▶ Your task: Among the entries below, find the lines with the word "time" and return them.

▶ Provided records:
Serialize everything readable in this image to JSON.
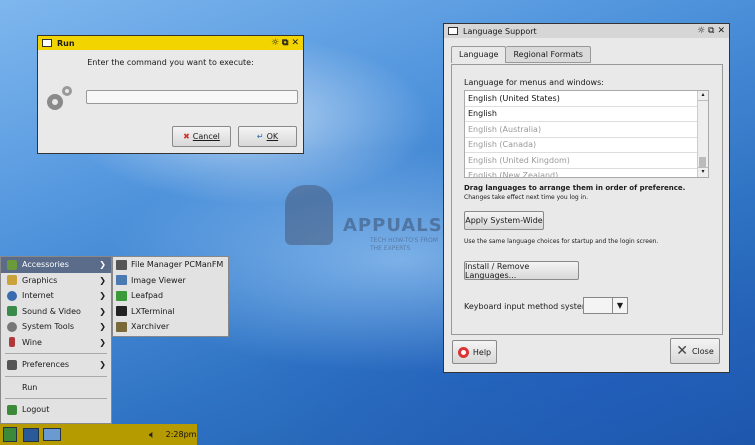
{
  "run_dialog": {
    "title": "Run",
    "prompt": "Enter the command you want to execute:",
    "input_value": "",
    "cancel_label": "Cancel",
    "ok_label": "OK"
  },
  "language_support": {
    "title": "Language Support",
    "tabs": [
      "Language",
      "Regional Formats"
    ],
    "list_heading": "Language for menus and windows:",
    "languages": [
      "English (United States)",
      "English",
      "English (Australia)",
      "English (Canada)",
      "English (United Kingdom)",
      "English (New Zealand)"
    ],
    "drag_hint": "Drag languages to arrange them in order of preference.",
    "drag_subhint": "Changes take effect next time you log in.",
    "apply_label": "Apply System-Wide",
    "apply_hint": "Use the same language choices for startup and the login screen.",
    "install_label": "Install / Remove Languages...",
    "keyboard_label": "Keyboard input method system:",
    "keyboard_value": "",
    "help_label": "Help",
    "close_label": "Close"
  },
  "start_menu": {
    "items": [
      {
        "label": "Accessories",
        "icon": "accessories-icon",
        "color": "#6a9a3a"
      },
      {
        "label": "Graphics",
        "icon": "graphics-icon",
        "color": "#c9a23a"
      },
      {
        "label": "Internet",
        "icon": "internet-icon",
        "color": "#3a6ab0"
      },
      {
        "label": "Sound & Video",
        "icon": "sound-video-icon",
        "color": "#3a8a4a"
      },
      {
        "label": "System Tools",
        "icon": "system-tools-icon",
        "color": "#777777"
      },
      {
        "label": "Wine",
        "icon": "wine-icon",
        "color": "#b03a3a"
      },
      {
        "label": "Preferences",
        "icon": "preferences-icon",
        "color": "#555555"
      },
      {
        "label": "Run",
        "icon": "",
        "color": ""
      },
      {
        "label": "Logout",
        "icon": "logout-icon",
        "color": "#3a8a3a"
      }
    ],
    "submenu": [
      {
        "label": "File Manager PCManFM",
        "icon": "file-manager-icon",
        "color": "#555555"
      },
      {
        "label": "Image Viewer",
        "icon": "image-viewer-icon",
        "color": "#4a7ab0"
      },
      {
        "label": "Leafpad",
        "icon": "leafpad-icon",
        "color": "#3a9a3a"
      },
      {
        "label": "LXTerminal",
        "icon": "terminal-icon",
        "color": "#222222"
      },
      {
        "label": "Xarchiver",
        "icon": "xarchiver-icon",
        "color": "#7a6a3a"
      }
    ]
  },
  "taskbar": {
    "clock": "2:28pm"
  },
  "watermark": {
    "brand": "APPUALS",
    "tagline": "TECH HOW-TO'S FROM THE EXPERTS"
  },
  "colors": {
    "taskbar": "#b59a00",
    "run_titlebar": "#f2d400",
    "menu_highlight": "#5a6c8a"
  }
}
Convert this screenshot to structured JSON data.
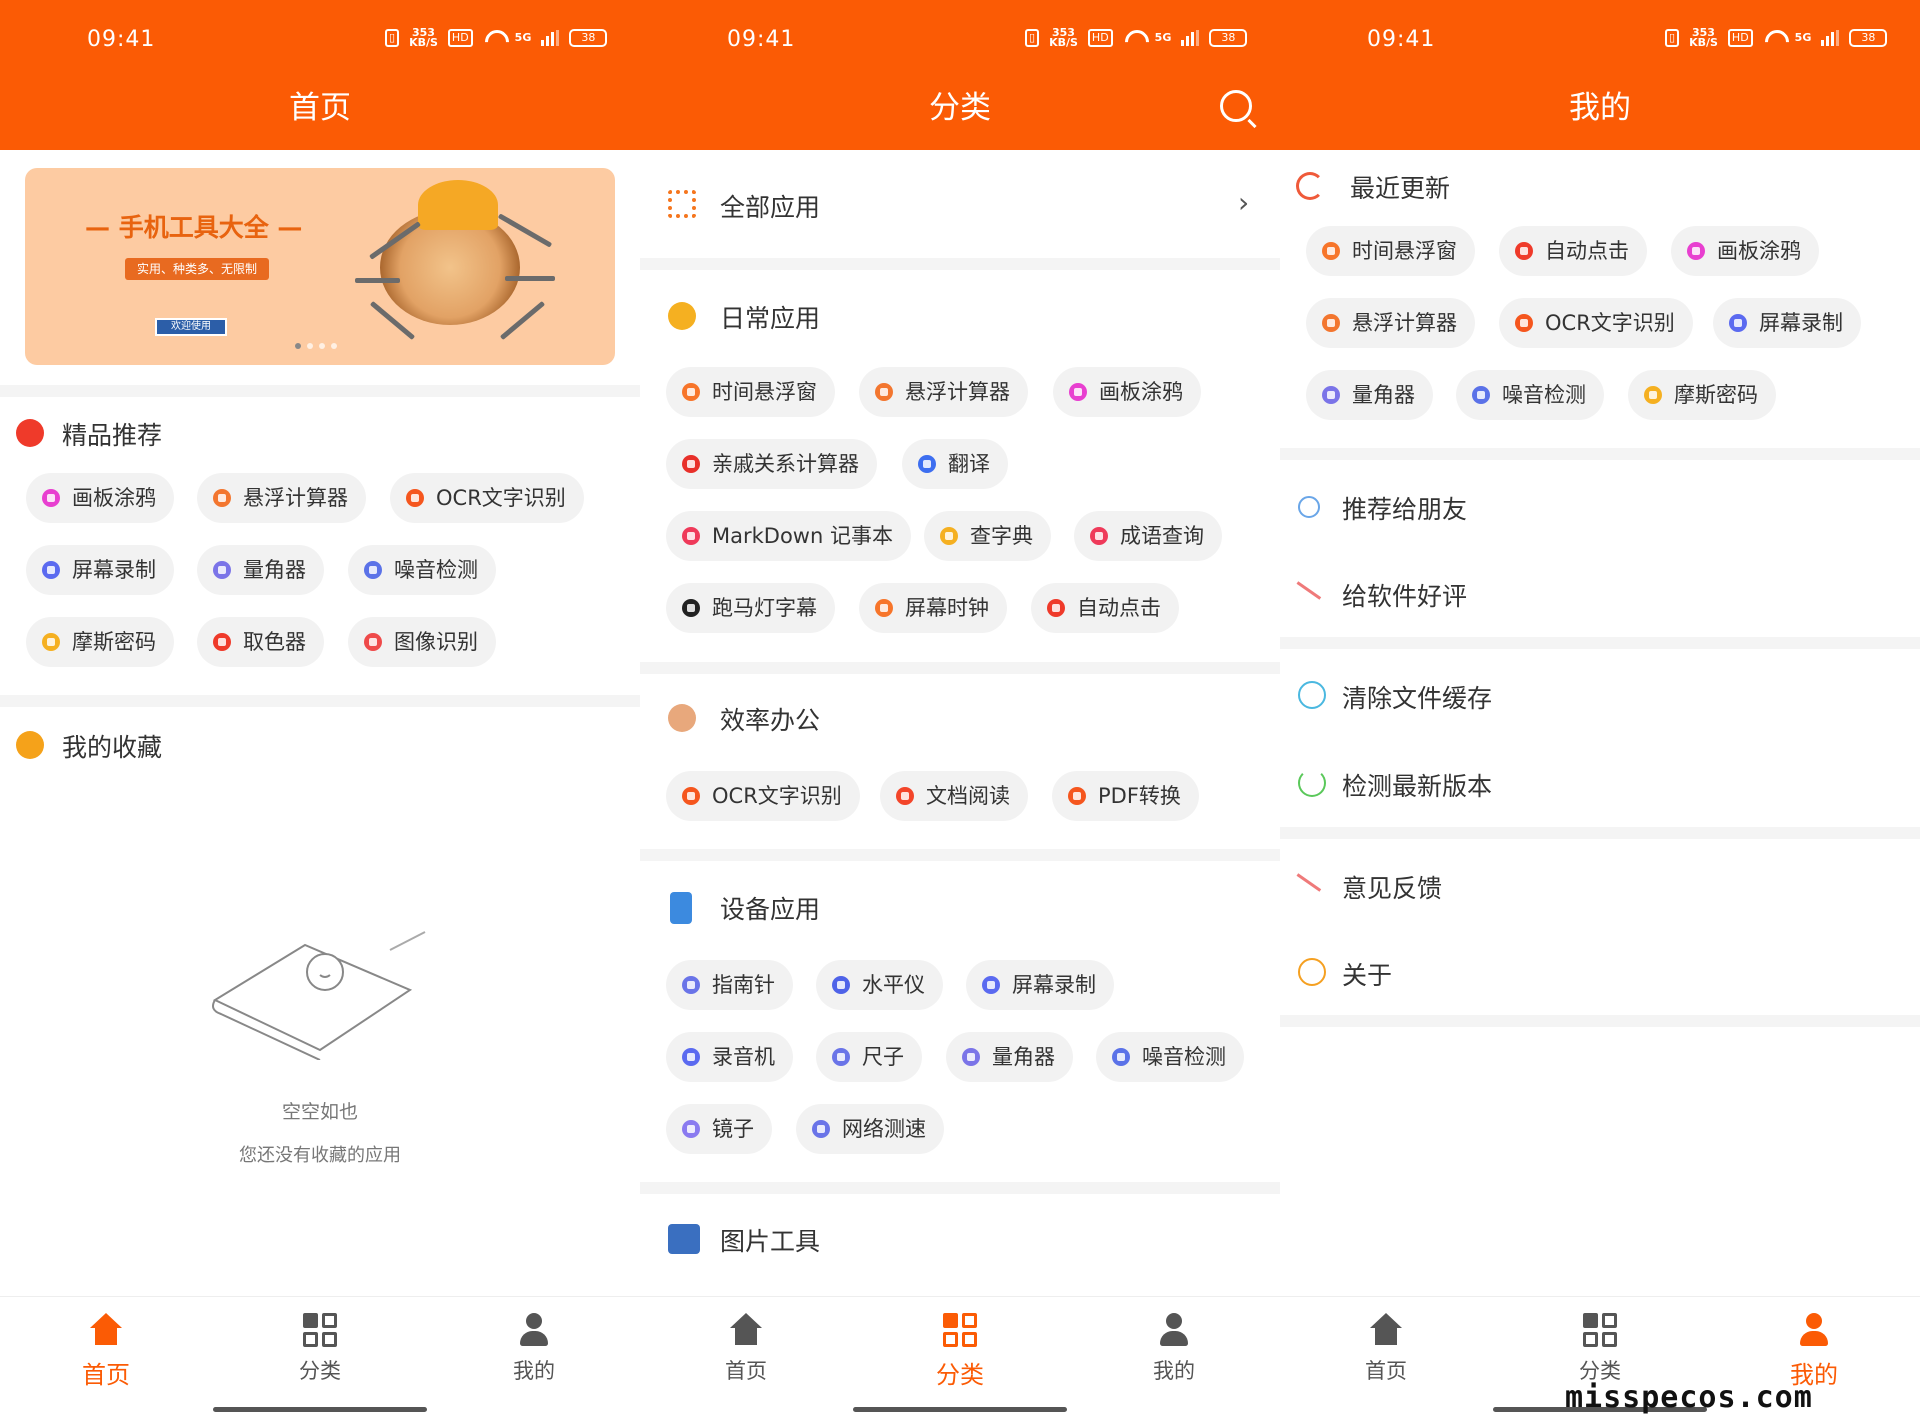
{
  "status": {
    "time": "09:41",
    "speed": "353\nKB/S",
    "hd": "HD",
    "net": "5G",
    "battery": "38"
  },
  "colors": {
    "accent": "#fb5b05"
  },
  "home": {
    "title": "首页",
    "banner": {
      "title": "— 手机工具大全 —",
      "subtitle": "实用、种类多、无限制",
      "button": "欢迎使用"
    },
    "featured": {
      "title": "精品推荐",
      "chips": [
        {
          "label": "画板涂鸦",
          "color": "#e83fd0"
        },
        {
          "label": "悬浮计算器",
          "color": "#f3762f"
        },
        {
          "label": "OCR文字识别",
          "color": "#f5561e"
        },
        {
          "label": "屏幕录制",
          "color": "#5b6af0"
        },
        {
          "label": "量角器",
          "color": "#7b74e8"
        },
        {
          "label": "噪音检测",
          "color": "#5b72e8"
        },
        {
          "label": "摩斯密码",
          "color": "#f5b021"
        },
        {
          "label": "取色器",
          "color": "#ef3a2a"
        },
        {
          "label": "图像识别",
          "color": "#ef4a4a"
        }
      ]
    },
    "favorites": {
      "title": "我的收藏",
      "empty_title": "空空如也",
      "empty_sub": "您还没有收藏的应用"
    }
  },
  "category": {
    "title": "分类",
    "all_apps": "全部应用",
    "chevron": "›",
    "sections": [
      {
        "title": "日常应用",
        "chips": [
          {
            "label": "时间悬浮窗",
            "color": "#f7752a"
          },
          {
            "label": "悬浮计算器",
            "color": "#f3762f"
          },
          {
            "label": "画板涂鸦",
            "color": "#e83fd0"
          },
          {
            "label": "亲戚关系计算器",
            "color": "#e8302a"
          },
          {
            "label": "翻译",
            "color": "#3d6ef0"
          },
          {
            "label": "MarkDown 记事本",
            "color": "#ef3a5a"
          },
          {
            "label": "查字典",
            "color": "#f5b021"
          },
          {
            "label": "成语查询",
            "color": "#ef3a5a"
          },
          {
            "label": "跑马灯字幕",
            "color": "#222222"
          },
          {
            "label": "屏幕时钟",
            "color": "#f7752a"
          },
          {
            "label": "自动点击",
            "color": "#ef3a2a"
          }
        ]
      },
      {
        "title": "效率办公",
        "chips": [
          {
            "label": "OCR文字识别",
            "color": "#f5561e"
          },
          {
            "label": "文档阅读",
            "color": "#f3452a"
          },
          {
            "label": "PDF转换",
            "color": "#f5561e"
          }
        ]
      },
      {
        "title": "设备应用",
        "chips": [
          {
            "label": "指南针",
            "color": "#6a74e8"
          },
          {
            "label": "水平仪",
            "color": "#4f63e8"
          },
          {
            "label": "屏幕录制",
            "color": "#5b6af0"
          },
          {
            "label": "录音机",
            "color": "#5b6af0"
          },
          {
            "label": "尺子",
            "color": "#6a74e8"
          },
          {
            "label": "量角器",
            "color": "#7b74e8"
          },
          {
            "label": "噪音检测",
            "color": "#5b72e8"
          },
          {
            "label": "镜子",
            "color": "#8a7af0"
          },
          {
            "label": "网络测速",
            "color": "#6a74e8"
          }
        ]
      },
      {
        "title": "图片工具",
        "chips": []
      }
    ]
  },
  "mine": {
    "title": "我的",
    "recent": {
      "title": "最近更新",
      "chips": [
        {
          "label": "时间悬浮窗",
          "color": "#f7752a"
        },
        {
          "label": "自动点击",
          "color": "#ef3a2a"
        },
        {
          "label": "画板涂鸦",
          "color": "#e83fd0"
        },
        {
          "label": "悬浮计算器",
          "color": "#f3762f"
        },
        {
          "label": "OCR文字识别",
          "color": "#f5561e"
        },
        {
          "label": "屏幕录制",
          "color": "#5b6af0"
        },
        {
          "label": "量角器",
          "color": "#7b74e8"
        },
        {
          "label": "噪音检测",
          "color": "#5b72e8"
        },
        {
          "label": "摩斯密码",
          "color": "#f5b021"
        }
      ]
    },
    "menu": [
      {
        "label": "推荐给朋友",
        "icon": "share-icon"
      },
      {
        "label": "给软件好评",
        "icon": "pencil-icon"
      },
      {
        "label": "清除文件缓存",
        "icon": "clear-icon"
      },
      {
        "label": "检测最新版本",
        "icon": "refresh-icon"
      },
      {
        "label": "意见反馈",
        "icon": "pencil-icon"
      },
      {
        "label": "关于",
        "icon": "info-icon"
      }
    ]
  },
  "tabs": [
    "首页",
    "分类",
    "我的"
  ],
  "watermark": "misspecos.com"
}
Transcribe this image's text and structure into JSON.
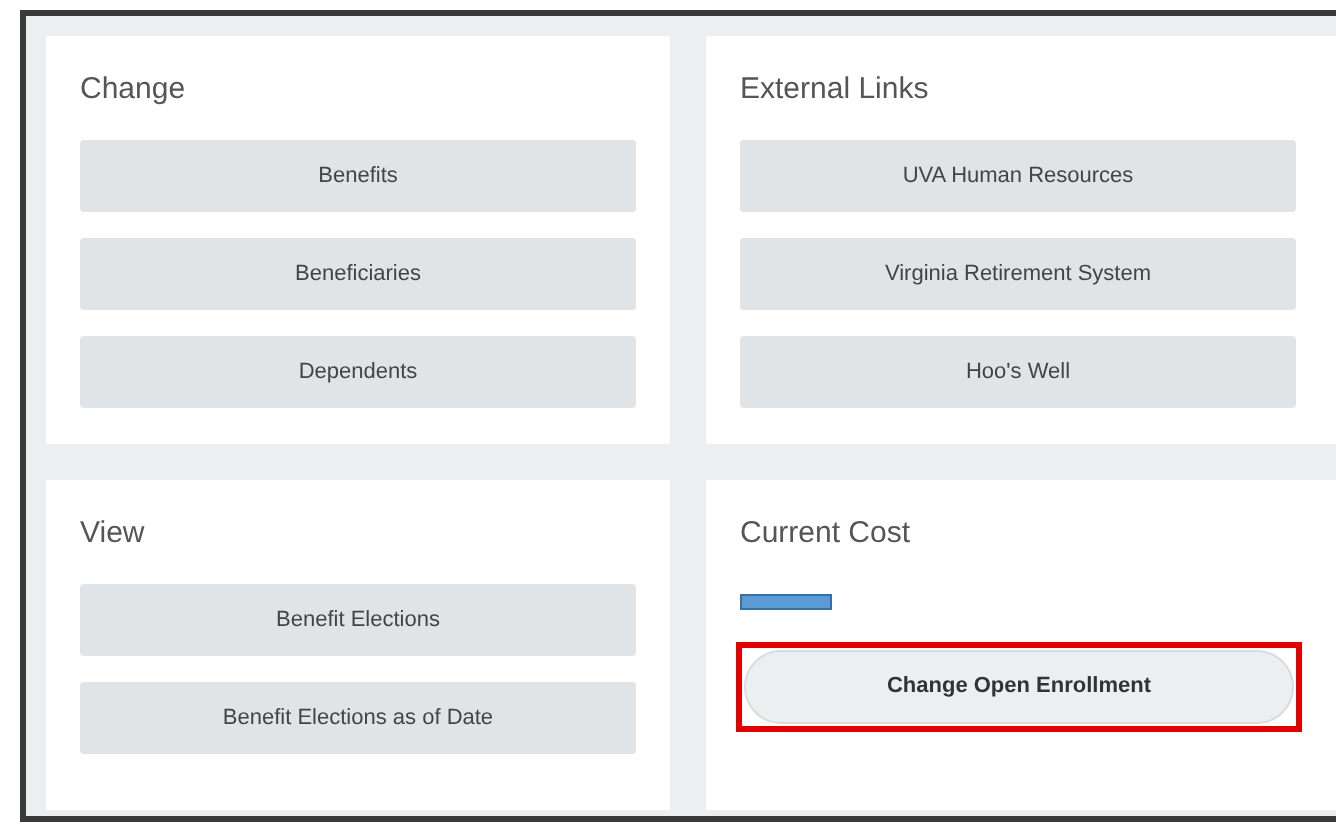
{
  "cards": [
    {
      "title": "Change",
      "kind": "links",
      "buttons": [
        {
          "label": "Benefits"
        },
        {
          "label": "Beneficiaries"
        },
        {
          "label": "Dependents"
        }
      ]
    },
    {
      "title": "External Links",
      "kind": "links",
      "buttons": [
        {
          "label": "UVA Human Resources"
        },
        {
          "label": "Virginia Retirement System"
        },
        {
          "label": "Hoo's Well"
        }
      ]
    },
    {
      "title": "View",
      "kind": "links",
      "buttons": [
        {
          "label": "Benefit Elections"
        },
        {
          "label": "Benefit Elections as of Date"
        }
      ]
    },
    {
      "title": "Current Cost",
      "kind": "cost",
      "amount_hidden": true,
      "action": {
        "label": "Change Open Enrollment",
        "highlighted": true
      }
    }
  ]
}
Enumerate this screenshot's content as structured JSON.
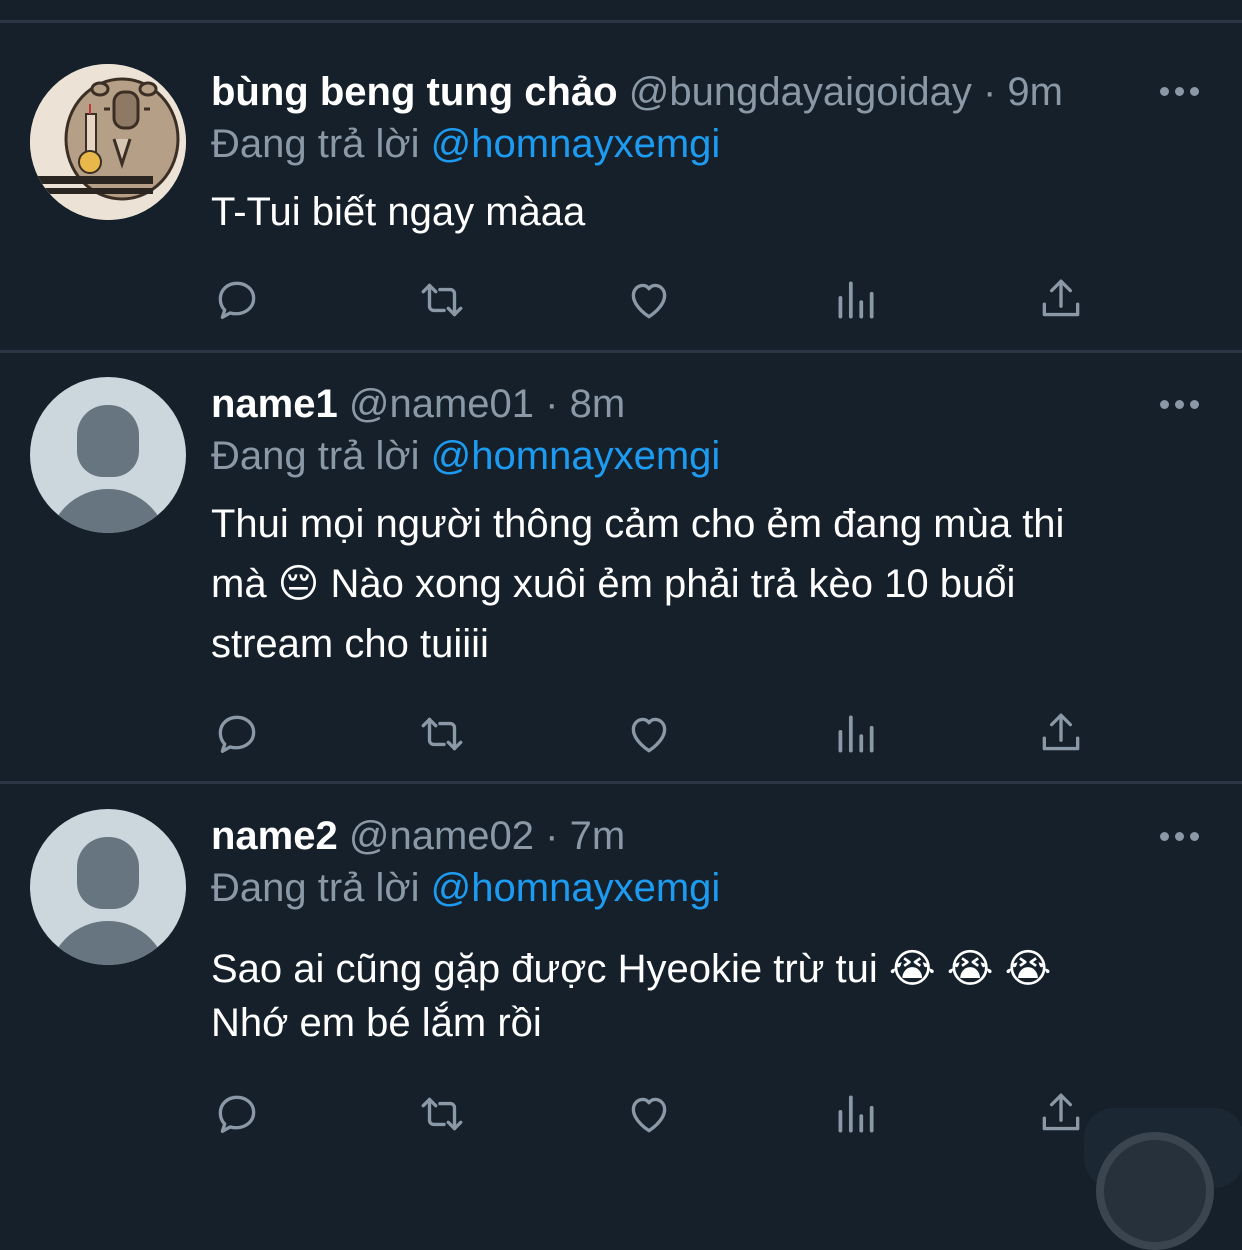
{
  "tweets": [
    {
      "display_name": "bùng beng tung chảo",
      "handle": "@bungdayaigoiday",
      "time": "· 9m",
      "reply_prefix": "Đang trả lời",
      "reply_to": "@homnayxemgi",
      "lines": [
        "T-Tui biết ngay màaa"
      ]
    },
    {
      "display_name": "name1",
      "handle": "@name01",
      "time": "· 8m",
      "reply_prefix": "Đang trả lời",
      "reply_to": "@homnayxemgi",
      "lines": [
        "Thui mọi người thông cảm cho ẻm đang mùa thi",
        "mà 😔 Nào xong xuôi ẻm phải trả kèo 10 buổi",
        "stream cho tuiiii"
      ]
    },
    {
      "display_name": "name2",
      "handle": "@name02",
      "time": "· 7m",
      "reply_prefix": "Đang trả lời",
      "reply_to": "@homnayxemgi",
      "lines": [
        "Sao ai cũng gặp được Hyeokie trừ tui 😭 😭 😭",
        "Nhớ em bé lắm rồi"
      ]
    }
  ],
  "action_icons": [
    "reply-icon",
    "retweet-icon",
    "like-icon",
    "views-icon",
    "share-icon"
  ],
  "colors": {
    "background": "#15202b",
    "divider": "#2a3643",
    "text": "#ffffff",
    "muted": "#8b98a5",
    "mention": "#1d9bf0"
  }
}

▶ Answer section:
    "drag_subhint": "Changes take effect next time you log in.",
    "time": "09:41",
      "time": "· 9m",
      "time": "· 8m",
      "time": "· 7m",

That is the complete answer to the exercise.